▶ **PROBLEM DETAILS**: The records follow. Count the lines holding "name" and give only the number.

______

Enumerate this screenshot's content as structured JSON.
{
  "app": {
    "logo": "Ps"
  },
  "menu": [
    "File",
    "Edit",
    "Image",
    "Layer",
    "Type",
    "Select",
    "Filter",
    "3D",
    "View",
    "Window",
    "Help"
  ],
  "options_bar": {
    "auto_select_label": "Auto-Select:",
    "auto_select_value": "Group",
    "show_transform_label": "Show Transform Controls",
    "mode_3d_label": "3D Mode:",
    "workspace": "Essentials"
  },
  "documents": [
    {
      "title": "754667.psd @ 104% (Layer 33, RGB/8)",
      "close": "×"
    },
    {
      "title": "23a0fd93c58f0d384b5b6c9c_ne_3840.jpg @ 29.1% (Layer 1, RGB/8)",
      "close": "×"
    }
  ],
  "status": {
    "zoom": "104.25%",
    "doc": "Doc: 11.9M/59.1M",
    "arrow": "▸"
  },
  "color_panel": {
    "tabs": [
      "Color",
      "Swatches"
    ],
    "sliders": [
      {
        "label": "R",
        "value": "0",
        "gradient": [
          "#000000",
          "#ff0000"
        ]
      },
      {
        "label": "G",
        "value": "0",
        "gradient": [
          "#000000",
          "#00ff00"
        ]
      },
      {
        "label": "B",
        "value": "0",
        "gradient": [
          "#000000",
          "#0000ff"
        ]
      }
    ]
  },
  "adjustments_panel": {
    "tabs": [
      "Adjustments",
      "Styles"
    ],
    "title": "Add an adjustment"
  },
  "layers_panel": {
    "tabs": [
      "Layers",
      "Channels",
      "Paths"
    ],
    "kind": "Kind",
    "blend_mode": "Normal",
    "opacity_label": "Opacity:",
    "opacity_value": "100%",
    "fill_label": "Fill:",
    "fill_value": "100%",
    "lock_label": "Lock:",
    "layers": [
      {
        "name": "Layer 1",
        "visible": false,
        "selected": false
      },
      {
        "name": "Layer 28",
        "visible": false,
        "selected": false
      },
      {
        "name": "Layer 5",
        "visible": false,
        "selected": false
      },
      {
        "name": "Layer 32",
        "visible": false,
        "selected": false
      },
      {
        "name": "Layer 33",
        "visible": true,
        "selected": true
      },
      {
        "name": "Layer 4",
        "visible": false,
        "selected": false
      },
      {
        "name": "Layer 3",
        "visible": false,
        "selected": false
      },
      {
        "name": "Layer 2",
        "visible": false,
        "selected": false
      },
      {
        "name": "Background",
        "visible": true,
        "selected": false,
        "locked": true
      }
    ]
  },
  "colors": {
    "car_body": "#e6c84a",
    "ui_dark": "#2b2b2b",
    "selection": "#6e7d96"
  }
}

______

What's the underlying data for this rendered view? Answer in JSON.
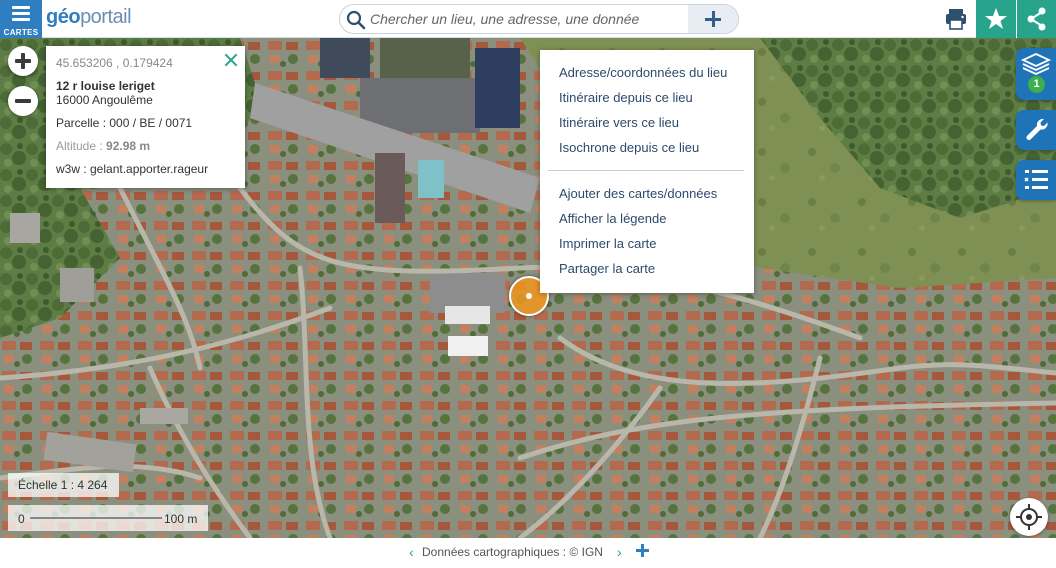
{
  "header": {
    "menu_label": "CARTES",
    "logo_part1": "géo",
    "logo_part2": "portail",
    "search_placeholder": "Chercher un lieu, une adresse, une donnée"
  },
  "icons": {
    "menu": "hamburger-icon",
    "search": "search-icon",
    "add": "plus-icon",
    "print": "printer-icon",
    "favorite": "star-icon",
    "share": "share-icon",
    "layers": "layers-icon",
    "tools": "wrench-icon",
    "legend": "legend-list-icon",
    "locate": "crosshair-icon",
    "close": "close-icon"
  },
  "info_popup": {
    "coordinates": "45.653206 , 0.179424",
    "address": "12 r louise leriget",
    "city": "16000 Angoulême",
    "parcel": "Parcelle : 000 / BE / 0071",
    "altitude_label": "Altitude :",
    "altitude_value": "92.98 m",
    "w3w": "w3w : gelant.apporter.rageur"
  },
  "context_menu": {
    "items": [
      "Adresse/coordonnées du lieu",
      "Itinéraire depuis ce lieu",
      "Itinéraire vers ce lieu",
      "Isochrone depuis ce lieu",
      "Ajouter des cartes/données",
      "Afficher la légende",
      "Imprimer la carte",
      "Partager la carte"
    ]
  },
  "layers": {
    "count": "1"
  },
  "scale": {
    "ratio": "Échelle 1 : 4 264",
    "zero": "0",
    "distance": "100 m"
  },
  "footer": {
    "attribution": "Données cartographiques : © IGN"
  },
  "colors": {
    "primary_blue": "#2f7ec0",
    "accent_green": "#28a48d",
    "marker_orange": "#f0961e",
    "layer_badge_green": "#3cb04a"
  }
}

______

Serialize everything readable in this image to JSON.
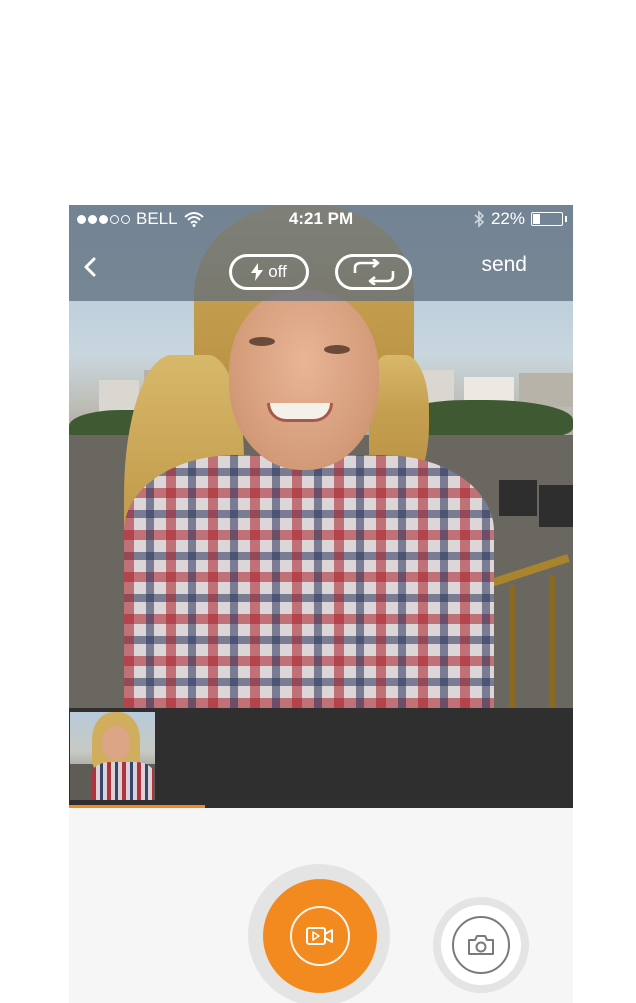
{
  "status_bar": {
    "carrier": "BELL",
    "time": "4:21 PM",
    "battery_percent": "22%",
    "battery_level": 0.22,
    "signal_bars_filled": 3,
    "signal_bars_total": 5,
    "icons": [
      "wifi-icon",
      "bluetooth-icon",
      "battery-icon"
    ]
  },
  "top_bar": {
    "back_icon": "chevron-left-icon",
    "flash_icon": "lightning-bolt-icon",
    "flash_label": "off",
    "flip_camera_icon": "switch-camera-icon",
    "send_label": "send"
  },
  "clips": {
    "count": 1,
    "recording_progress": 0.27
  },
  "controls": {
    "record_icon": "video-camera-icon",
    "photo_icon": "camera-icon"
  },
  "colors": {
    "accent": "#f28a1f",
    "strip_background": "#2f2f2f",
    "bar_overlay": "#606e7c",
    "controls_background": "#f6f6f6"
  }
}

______

▶ **REPLY TO THE TASK**: 9